#### [Activity]
Whenever a line carries the word "激活并重命名后续活动", pull it out of the entries.

#### [Data shown]
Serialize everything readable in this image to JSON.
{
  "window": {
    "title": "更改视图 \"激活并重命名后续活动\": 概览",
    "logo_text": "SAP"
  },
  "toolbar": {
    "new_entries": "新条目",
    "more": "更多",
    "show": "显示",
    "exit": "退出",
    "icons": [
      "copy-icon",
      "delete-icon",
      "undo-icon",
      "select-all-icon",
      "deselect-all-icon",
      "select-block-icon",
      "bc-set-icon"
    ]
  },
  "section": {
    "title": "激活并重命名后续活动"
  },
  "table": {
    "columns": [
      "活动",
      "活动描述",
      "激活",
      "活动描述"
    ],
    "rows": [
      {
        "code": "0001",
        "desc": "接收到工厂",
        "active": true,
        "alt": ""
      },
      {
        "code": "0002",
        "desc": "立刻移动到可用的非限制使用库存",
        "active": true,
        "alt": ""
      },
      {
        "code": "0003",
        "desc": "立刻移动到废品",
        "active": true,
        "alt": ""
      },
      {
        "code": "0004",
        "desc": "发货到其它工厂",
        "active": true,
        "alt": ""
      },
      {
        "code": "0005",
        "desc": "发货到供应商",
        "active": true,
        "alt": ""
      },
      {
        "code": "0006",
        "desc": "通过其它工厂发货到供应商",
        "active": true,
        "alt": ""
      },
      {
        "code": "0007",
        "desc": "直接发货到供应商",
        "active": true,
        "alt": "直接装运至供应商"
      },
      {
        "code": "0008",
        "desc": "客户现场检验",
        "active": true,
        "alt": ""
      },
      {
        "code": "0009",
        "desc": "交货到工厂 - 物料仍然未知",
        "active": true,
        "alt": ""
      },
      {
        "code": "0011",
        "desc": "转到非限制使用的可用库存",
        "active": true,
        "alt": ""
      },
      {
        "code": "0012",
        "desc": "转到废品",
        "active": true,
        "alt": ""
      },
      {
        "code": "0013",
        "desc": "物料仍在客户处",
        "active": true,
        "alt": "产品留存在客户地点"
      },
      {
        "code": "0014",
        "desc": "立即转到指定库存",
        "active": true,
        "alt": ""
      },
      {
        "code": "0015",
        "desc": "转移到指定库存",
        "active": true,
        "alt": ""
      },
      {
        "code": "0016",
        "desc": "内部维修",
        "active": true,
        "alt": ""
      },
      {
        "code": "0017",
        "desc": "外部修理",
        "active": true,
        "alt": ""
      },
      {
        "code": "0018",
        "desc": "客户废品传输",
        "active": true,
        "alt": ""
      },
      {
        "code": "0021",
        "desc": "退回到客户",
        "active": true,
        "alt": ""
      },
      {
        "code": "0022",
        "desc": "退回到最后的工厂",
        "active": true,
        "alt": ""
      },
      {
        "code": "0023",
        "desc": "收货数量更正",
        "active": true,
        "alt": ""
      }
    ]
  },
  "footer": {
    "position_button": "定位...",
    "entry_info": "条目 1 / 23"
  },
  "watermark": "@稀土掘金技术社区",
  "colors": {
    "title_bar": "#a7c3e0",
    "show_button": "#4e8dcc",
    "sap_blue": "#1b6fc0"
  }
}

#### [Answer to the problem]
    "title": "更改视图 \"激活并重命名后续活动\": 概览",
    "title": "激活并重命名后续活动"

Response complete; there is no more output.